[[ RECORD SET, beginning ]]
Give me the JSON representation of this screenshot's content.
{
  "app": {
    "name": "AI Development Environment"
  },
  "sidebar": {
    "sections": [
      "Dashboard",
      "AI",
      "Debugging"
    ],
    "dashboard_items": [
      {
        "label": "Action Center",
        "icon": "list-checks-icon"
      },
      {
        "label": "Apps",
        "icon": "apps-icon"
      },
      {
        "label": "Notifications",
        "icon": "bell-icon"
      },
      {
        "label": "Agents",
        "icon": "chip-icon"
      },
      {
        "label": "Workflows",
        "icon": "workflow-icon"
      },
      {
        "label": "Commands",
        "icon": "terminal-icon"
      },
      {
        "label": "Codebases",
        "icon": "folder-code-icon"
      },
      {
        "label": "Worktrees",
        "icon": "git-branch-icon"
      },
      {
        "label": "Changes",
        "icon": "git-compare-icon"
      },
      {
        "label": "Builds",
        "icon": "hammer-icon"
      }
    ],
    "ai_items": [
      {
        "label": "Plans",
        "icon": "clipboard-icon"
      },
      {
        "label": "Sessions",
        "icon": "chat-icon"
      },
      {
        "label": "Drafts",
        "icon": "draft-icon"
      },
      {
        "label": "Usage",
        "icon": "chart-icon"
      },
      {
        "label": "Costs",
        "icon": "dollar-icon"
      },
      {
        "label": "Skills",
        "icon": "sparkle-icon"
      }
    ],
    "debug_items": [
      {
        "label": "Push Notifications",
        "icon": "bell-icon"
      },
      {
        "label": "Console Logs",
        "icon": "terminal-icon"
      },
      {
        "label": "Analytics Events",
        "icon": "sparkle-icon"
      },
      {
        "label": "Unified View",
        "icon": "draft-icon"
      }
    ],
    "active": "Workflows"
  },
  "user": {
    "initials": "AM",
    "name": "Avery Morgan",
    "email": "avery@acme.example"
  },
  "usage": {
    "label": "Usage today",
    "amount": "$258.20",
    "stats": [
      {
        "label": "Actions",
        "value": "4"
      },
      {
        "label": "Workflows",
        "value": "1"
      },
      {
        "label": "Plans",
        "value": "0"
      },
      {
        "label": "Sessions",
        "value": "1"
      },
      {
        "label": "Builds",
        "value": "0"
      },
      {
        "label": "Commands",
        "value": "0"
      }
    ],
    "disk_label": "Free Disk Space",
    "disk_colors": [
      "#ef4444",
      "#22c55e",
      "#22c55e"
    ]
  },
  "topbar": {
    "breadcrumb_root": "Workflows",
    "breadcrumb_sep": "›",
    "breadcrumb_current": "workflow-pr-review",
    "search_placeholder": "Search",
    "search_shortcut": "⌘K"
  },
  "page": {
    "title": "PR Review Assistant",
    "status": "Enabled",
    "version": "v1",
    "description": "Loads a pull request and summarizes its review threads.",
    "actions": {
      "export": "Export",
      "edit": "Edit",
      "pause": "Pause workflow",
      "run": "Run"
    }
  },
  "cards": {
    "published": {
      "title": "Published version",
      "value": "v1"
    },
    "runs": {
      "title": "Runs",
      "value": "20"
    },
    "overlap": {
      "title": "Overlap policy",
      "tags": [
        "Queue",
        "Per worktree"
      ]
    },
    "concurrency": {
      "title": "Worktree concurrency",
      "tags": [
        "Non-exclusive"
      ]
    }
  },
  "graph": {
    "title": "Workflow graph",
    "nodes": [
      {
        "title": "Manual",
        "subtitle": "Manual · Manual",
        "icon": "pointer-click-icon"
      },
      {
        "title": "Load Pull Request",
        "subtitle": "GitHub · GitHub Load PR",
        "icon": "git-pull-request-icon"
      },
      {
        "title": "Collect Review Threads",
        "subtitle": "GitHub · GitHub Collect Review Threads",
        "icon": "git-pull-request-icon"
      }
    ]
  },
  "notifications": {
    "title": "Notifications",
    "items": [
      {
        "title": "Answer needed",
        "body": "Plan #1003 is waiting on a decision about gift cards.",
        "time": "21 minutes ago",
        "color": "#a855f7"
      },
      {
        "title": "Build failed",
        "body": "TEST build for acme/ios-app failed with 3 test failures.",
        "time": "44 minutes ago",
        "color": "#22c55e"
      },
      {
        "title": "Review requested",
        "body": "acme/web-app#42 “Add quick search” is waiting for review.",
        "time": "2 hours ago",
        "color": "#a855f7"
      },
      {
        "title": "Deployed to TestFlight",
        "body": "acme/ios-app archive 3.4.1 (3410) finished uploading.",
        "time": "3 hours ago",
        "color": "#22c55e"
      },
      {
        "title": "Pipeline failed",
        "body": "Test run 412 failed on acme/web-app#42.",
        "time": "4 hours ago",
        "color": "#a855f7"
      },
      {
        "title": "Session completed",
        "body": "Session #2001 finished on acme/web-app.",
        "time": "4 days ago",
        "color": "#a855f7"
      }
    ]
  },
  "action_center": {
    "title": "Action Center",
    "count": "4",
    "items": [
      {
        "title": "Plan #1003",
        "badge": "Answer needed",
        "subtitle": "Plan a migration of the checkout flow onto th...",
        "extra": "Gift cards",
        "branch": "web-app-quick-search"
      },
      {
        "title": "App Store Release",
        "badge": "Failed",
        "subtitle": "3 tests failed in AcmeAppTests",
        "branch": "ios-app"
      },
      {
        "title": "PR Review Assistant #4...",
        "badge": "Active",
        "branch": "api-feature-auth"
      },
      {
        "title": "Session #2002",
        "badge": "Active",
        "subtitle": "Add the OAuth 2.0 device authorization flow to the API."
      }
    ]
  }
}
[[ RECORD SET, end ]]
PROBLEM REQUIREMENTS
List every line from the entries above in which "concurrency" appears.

ANSWER FOR THIS EXERCISE
    "concurrency": {
      "title": "Worktree concurrency",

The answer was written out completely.